→ Instructions for the task
The lines below that include the word "JSON" are to be reported.

→ Excerpted data
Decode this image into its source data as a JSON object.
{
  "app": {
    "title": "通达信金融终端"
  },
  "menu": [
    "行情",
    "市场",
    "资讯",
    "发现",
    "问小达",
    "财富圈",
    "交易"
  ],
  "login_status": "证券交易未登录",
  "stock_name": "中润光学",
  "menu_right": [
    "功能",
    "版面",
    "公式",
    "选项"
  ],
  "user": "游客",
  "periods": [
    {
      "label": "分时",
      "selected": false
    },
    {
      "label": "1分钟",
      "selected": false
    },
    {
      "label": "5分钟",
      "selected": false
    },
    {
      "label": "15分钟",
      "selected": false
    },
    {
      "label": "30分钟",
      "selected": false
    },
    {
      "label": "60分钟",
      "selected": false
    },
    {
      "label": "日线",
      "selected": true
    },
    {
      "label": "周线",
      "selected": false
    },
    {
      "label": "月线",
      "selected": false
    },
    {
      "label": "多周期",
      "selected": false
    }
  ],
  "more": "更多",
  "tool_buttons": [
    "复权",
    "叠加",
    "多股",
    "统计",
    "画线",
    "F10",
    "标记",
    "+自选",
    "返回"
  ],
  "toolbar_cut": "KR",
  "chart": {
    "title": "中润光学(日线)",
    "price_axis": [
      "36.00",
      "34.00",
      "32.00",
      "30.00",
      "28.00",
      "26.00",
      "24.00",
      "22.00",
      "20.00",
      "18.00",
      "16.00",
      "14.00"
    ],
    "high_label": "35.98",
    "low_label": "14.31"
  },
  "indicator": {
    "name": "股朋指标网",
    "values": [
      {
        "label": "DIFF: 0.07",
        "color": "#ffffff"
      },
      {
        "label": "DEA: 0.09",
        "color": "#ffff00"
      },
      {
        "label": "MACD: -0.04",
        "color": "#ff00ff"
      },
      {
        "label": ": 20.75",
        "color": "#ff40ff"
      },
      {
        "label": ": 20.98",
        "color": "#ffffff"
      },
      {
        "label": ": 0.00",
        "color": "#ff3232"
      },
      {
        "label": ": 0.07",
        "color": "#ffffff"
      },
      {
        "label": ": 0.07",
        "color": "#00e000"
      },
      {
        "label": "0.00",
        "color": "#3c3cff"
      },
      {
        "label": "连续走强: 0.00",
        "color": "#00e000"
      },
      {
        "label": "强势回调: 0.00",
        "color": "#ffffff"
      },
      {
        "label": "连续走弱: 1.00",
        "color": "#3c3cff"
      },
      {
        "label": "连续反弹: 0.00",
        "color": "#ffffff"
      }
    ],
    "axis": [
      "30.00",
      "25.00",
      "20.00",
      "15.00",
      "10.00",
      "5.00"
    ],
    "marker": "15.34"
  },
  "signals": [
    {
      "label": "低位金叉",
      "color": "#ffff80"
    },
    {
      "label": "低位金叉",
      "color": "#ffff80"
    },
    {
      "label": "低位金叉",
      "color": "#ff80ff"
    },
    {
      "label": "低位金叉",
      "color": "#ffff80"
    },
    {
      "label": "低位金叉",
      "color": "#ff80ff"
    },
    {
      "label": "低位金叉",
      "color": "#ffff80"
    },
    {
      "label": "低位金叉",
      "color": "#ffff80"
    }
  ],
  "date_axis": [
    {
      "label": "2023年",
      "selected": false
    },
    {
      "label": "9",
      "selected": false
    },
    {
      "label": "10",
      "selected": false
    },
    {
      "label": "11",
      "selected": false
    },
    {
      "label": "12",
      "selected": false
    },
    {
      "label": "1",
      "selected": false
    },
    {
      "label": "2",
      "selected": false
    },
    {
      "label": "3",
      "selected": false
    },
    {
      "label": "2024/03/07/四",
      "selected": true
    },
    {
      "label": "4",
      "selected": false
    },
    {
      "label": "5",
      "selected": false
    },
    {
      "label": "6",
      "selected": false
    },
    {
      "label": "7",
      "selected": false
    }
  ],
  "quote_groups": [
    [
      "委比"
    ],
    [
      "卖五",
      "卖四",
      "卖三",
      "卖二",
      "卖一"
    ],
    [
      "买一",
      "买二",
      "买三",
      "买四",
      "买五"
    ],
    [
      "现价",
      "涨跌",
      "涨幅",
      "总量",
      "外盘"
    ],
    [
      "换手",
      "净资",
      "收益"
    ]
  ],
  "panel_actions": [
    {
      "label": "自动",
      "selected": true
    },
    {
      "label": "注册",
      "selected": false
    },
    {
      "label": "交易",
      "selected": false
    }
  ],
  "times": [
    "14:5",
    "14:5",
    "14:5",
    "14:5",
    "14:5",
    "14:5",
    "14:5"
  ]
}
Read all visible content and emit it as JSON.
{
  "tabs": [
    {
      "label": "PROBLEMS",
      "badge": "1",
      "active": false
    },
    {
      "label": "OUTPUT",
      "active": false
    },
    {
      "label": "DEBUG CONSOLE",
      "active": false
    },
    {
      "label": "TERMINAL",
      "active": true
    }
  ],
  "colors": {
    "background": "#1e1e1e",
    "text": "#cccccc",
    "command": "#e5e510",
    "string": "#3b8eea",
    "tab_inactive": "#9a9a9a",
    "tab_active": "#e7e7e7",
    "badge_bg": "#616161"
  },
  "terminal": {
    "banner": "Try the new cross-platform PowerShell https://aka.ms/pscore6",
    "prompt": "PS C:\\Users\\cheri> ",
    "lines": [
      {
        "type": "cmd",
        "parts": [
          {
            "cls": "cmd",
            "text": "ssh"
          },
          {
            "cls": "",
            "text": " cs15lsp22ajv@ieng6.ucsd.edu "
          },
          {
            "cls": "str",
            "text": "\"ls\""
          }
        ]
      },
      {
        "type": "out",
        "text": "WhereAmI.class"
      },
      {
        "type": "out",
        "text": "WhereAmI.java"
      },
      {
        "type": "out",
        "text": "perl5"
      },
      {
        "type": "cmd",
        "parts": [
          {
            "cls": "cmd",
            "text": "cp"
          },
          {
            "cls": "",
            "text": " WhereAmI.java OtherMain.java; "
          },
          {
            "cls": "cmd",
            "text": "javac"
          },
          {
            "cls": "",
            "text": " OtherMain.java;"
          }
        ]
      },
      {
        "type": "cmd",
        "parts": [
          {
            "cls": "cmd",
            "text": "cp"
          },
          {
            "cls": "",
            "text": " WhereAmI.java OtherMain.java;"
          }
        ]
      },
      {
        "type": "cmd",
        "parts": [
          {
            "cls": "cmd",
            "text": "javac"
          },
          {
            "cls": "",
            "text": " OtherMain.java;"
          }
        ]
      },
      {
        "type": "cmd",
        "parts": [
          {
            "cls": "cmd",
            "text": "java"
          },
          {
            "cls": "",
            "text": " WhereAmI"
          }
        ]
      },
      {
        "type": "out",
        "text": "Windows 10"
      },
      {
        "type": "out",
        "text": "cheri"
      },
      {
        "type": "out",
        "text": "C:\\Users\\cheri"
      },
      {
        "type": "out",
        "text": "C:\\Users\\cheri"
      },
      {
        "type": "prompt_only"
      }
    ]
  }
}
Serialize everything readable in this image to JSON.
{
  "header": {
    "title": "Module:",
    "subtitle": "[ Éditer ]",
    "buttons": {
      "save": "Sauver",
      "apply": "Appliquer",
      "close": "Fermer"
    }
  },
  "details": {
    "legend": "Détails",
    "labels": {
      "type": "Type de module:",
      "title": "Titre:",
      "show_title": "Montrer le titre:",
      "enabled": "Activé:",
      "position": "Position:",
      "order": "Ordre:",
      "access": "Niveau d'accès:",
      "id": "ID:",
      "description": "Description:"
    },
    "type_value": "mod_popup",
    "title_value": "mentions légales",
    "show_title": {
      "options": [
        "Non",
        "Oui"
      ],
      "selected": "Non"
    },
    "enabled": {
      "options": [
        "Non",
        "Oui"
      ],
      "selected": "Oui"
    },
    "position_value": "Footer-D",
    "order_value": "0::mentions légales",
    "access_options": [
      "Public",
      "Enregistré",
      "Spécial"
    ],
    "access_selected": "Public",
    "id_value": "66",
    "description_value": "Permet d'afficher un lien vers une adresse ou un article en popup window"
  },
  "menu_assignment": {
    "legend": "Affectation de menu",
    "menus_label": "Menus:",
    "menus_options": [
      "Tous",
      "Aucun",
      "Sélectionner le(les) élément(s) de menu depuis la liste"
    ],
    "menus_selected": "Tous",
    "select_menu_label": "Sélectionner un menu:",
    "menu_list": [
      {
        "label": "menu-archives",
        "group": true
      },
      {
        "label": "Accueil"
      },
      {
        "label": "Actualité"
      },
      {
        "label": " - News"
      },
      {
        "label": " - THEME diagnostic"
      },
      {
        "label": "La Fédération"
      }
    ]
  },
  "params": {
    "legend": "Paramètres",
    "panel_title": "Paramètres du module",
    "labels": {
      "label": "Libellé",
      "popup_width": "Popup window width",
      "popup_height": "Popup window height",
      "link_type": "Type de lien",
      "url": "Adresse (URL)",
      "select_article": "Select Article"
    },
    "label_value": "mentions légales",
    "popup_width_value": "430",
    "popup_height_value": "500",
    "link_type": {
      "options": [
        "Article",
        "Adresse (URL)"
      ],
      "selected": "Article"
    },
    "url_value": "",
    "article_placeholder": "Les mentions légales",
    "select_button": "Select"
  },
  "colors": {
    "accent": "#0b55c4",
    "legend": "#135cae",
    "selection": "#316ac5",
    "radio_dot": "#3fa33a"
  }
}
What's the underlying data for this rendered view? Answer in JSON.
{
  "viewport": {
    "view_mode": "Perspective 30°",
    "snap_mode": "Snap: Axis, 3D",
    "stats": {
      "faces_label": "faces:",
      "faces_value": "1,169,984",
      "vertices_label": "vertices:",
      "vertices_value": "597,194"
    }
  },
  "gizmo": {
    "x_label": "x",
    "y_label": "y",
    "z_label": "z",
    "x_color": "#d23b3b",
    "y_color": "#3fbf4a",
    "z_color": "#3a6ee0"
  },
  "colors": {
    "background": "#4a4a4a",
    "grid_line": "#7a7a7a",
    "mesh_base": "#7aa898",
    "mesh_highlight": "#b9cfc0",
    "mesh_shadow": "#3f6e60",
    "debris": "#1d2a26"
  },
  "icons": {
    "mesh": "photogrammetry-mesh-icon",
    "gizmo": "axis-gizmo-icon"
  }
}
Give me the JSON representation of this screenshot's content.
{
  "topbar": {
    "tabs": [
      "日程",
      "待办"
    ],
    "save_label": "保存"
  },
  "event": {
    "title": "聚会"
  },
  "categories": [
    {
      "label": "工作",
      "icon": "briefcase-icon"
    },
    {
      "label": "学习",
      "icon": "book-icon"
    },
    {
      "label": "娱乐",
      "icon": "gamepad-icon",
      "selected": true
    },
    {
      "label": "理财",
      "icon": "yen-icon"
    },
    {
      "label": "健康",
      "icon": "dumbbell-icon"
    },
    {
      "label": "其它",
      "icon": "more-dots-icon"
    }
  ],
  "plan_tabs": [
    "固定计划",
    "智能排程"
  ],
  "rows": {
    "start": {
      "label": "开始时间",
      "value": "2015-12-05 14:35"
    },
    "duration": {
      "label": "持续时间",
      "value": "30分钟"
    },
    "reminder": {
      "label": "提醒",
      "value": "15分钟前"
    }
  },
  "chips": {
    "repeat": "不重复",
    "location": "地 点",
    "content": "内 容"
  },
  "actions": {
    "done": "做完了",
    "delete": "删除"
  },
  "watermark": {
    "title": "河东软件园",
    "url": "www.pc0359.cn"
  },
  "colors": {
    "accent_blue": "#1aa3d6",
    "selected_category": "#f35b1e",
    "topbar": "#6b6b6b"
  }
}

→ Solution below
Decode this image into its source data as a JSON object.
Read all visible content and emit it as JSON.
Serialize everything readable in this image to JSON.
What's the underlying data for this rendered view? Answer in JSON.
Give me the JSON representation of this screenshot's content.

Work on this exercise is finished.